The UK's minister for science, innovation and technology has laid out a vision for how the country's economy can harness AI

Tim Smith

2 min read

The UK government says it will focus on safety, security and trust as it prepares for a future “increasingly driven by AI.” 

Michelle Donelan, the UK minister for science, innovation and technology, was speaking at centre-right think tank Onward today ahead of the UK’s AI Safety Summit next week.

The summit is an effort by Prime Minister Rishi Sunak to make the UK the “intellectual and geographical home of global AI safety regulation.”


Sunak, who has long cast himself as pro-tech, wants to turn the UK into “the next Silicon Valley,” in an attempt to capitalise on the country’s strong research community and tech sector as the country defines its future outside of the EU.

Now Donelan has laid out how the UK government hopes that AI will fit into that vision.

Here are three takeaways from her speech

AI safety is important, but premature legislation is not

Donelan likened AI development to air travel — “once considered a very dangerous new technology and now one of the safest and most beneficial technologies in human history” — saying that it will be crucial to have the right safety mechanisms to boost consumer confidence in the technology.

She added that “in many cases, we simply don’t understand the risks in enough detail” yet, and said the government has hired experts to assess emerging risks from AI, and does not plan to legislate before fully understanding them.

She said the UK is considering the creation of an international body, like the Intergovernmental Panel on Climate Change, to govern AI internationally.

The UK doesn’t need to compete with private industry when it comes to compute, apparently

The UK is “ahead of the game” when it comes to building sovereign AI compute capacity, Donelan said, mentioning the government’s £900m supercomputer plan.

Responding to a followup question from Sifted, on how companies like OpenAI and Anthropic have received up to $11bn and $4bn in investment respectively from big tech, Donelan said that the UK “doesn’t need as much compute capacity” as Microsoft or Amazon.
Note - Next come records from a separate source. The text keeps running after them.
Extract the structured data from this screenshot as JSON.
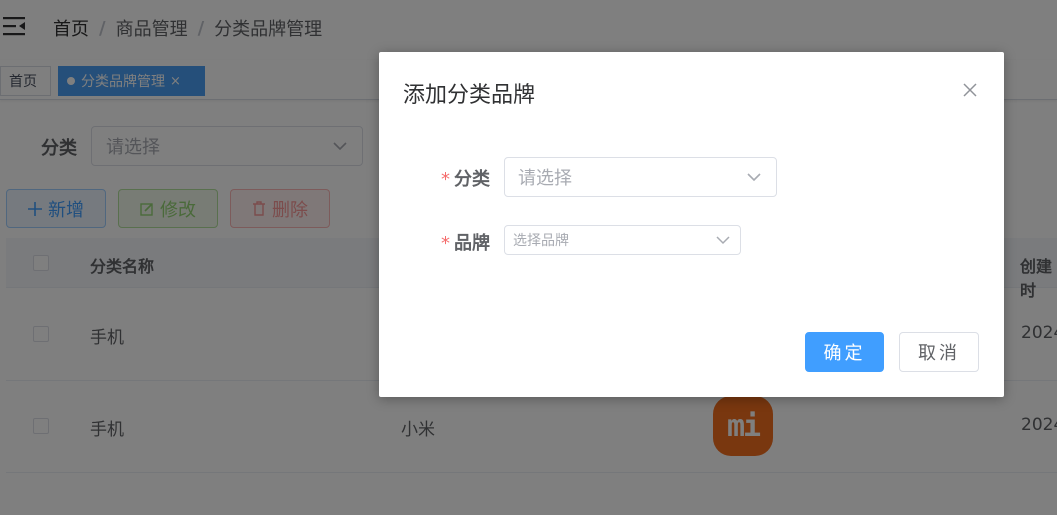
{
  "breadcrumb": {
    "items": [
      "首页",
      "商品管理",
      "分类品牌管理"
    ],
    "separator": "/"
  },
  "tags": {
    "home": "首页",
    "active": "分类品牌管理",
    "close_glyph": "×"
  },
  "filter": {
    "label": "分类",
    "placeholder": "请选择"
  },
  "toolbar": {
    "add": "新增",
    "edit": "修改",
    "delete": "删除"
  },
  "table": {
    "headers": {
      "category": "分类名称",
      "created": "创建时"
    },
    "rows": [
      {
        "category": "手机",
        "brand": "",
        "logo": "",
        "created": "2024"
      },
      {
        "category": "手机",
        "brand": "小米",
        "logo": "mi",
        "created": "2024"
      }
    ]
  },
  "dialog": {
    "title": "添加分类品牌",
    "required_mark": "*",
    "category_label": "分类",
    "category_placeholder": "请选择",
    "brand_label": "品牌",
    "brand_placeholder": "选择品牌",
    "confirm": "确定",
    "cancel": "取消"
  },
  "colors": {
    "primary": "#409eff",
    "tag_active": "#4a9ff5",
    "danger": "#f56c6c",
    "brand_logo": "#f36e1f"
  },
  "icons": [
    "menu-fold-icon",
    "tag-dot-icon",
    "tag-close-icon",
    "chevron-down-icon",
    "plus-icon",
    "edit-icon",
    "trash-icon",
    "close-icon",
    "xiaomi-logo"
  ]
}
She did not elaborate on why.

Education needs to change to match future disruption to job market

Donelan said that, while AI might change the nature of jobs in the future, new jobs will be created by the technology as well. She also said that AI will help to “remove some of the bits of our jobs that distract from our actual purpose,” mentioning doctors as an example.
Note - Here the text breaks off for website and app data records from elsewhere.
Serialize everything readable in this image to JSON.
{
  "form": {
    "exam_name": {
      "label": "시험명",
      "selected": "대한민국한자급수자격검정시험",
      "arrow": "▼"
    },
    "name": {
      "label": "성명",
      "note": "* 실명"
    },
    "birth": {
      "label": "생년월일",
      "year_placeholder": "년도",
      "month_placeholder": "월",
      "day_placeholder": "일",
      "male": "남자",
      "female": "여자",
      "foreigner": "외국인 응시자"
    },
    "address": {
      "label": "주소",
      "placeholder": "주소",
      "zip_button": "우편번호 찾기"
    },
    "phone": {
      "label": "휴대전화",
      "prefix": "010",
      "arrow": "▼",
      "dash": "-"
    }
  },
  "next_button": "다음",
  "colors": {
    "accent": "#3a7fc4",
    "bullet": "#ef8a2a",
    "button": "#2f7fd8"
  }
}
The UK will “need to have the education system to match changing needs” in the economy, Donelan said. She cited the country expanding its masters conversion courses in AI and data science, as well as the need for further reskilling and upskilling of the workforce.

Tim Smith
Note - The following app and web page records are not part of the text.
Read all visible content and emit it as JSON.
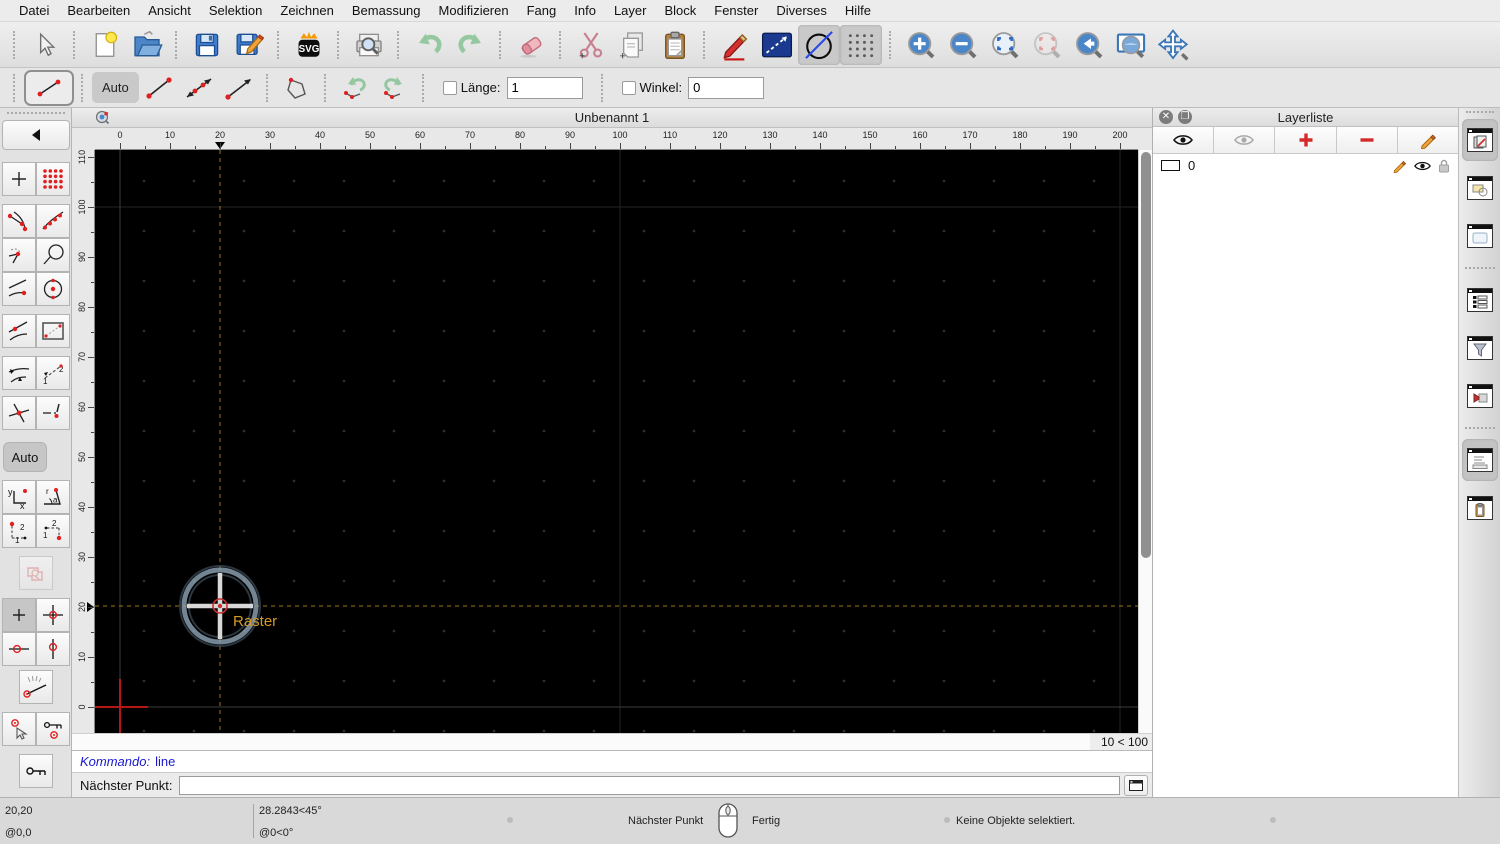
{
  "menu": {
    "items": [
      {
        "label": "Datei"
      },
      {
        "label": "Bearbeiten"
      },
      {
        "label": "Ansicht"
      },
      {
        "label": "Selektion"
      },
      {
        "label": "Zeichnen"
      },
      {
        "label": "Bemassung"
      },
      {
        "label": "Modifizieren"
      },
      {
        "label": "Fang"
      },
      {
        "label": "Info"
      },
      {
        "label": "Layer"
      },
      {
        "label": "Block"
      },
      {
        "label": "Fenster"
      },
      {
        "label": "Diverses"
      },
      {
        "label": "Hilfe"
      }
    ]
  },
  "main_toolbar": {
    "icons": [
      "pointer",
      "new-document",
      "open-folder",
      "save",
      "save-as",
      "svg-export",
      "print-preview",
      "undo",
      "redo",
      "eraser",
      "cut",
      "copy",
      "paste",
      "draw-pencil",
      "selection-rectangle",
      "draft-mode (pressed)",
      "grid-toggle (pressed)",
      "zoom-in",
      "zoom-out",
      "zoom-auto",
      "zoom-selection (disabled)",
      "zoom-previous",
      "zoom-window",
      "pan"
    ],
    "svg_badge": "SVG"
  },
  "options_toolbar": {
    "auto_label": "Auto",
    "icons": [
      "line-tool-current",
      "line-segment",
      "line-both-arrows",
      "line-arrow",
      "polyline",
      "undo-segment",
      "redo-segment"
    ],
    "laenge_label": "Länge:",
    "laenge_value": "1",
    "winkel_label": "Winkel:",
    "winkel_value": "0"
  },
  "snap_palette": {
    "auto_label": "Auto",
    "icons": [
      "collapse-back",
      "snap-free",
      "snap-grid",
      "snap-endpoints",
      "snap-on-entity",
      "snap-auto",
      "snap-perpendicular",
      "snap-tangent",
      "snap-center",
      "snap-nearest",
      "snap-reference",
      "restrict-angle",
      "restrict-steps",
      "snap-intersection",
      "snap-intersection-manual",
      "coordinates-cartesian",
      "coordinates-polar",
      "relative-coordinates",
      "absolute-coordinates",
      "restrict-off",
      "restrict-none",
      "restrict-orthogonal",
      "restrict-horizontal",
      "restrict-vertical",
      "angle-dial",
      "set-relative-zero",
      "lock-relative-zero",
      "relative-zero-key"
    ]
  },
  "document": {
    "title": "Unbenannt 1",
    "grid_info": "10 < 100",
    "raster_label": "Raster"
  },
  "rulers": {
    "horizontal": [
      "0",
      "10",
      "20",
      "30",
      "40",
      "50",
      "60",
      "70",
      "80",
      "90",
      "100",
      "110",
      "120",
      "130",
      "140",
      "150",
      "160",
      "170",
      "180",
      "190",
      "200"
    ],
    "vertical": [
      "0",
      "10",
      "20",
      "30",
      "40",
      "50",
      "60",
      "70",
      "80",
      "90",
      "100",
      "110"
    ],
    "cursor_marker_h": "20",
    "cursor_marker_v": "20"
  },
  "command_area": {
    "history_prefix": "Kommando:",
    "history_command": "line",
    "prompt_label": "Nächster Punkt:",
    "prompt_value": ""
  },
  "layer_panel": {
    "title": "Layerliste",
    "toolbar_icons": [
      "show-all-layers-eye",
      "hide-all-layers-eye",
      "add-layer-plus",
      "remove-layer-minus",
      "edit-layer-pencil"
    ],
    "layers": [
      {
        "name": "0",
        "row_icons": [
          "edit-pencil",
          "visible-eye",
          "lock"
        ]
      }
    ]
  },
  "right_dock": {
    "icons": [
      "layer-list-panel (pressed)",
      "block-list-panel",
      "view-list-panel",
      "property-editor-panel",
      "selection-filter-panel",
      "library-browser-panel",
      "command-line-panel (pressed)",
      "clipboard-panel"
    ]
  },
  "status_bar": {
    "abs_coord": "20,20",
    "rel_coord": "@0,0",
    "abs_polar": "28.2843<45°",
    "rel_polar": "@0<0°",
    "action_hint": "Nächster Punkt",
    "right_hint": "Fertig",
    "selection_info": "Keine Objekte selektiert."
  },
  "colors": {
    "canvas_bg": "#000000",
    "crosshair_orange": "#9c7a10",
    "raster_label_color": "#d79a25",
    "origin_red": "#b51616",
    "accent_red": "#d42a2a",
    "accent_blue": "#4a86c8"
  }
}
Tim Smith is news editor at Sifted. He covers deeptech and AI, and produces Startup Europe — The Sifted Podcast . Follow him on X and LinkedIn